The week ended with – Thursday through Sunday – the Beaver Island Music Fest. Jen camped there, with friends she’d known since childhood, and listened to the music all weekend. I attended Thursday evening, with my grand-children, for some early entertainment and to visit with friends. We were home and in bed by 10:30, though. On Saturday, Jen took them again, for special activities planned for the children and burgers cooked on the grill at their camp-site. I took that opportunity for a long bath, a short nap and a frozen dinner all by myself.

Evenings, all week, we tried to fit as much in as possible…and we did pretty good! We went swimming at Donegal Bay, let the dogs swim at Fox Lake, walked the foot bridge down to Lake Michigan for an evening swim, dipped our toes in at Lake Genasereth, collected pretty stones from the beach at the Bill Wagner Memorial Campground and fought the big waves for hours at Iron Ore Bay. We climbed the historic lighthouse at the south end of the island. We visited my Aunt Katie, checked out her dogs, the gardens, pond, gravel pit and sheep on her property. All of the kids climbed the Giant Birch Tree, and all of them climbed the Big Rock. We climbed Mount Pisgah! Not really a mountain, but a sand dune with an elevation of 733 feet, it’s still quite a trek. We had a nice bonfire on Friday night, toasted marshmallows and made “s’more”s. We visited the Beaver Island Toy Museum on Saturday, where one dollar can still purchase dozens of items. The five dollar bill each of my grandchildren carried made choosing what to buy an almost insurmountable task!

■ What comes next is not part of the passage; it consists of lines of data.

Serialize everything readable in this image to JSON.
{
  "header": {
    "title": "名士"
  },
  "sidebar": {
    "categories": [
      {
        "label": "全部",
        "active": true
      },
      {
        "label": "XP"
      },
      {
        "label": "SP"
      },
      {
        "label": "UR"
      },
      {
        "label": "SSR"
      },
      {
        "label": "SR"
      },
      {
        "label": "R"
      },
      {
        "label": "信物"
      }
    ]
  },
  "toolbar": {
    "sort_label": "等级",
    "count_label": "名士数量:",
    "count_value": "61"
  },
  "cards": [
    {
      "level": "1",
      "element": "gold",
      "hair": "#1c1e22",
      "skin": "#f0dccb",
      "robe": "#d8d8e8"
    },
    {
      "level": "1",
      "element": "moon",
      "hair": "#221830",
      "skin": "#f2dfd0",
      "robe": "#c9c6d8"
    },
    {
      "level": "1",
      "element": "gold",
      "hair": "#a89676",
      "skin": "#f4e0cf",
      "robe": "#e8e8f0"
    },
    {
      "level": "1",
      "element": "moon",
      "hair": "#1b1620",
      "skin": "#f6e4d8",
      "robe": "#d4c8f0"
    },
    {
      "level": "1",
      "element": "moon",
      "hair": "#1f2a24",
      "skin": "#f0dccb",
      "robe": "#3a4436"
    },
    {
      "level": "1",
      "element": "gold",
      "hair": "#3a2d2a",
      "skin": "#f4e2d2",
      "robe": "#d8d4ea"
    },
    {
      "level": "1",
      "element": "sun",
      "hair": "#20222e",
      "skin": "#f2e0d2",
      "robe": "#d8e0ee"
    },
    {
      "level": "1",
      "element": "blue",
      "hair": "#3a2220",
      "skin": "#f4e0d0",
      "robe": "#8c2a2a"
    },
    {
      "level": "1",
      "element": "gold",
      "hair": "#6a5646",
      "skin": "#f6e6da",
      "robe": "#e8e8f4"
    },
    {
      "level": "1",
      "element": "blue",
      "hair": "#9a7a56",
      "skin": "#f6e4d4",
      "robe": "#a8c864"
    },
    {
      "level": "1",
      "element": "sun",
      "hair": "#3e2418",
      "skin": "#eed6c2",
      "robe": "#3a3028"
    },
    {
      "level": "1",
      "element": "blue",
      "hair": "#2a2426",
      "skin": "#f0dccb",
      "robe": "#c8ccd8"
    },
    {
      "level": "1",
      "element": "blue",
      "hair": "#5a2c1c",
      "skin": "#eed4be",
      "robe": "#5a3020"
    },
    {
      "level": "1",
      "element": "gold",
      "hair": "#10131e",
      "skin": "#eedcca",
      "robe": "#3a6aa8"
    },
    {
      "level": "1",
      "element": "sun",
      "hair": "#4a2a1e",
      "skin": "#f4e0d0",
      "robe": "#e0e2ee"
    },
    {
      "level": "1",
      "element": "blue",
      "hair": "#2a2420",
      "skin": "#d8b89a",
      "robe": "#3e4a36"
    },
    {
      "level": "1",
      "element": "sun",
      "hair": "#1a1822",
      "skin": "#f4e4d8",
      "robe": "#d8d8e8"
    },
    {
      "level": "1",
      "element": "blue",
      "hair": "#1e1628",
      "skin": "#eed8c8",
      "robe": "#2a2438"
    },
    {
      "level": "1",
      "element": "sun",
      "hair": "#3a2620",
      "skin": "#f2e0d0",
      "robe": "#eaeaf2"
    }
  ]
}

Every day we walked the dogs. Sometimes with only one grandchild, sometimes with two or three. One special day, Jen and I walked. Every night, Rosa went bed-to-bed, visiting each child. Whichever one woke up with her would say, “Rosa slept with me all night!”. I’d reply, “Rosa loves you”. Clover usually crowded in with me, but both dogs loved having the children around. More games, more hugs, more attention…I woke up each morning to the sound of their wagging tails as they woke and remembered that “kids are here!”

I worked two jobs each day on Sunday, Monday and Tuesday, then had the rest of the week off. Sunday was a sad good-bye, and back to work for me. The house seems empty, and the dogs are hanging their heads. I slept twelve solid hours last night. It was a wonderful week!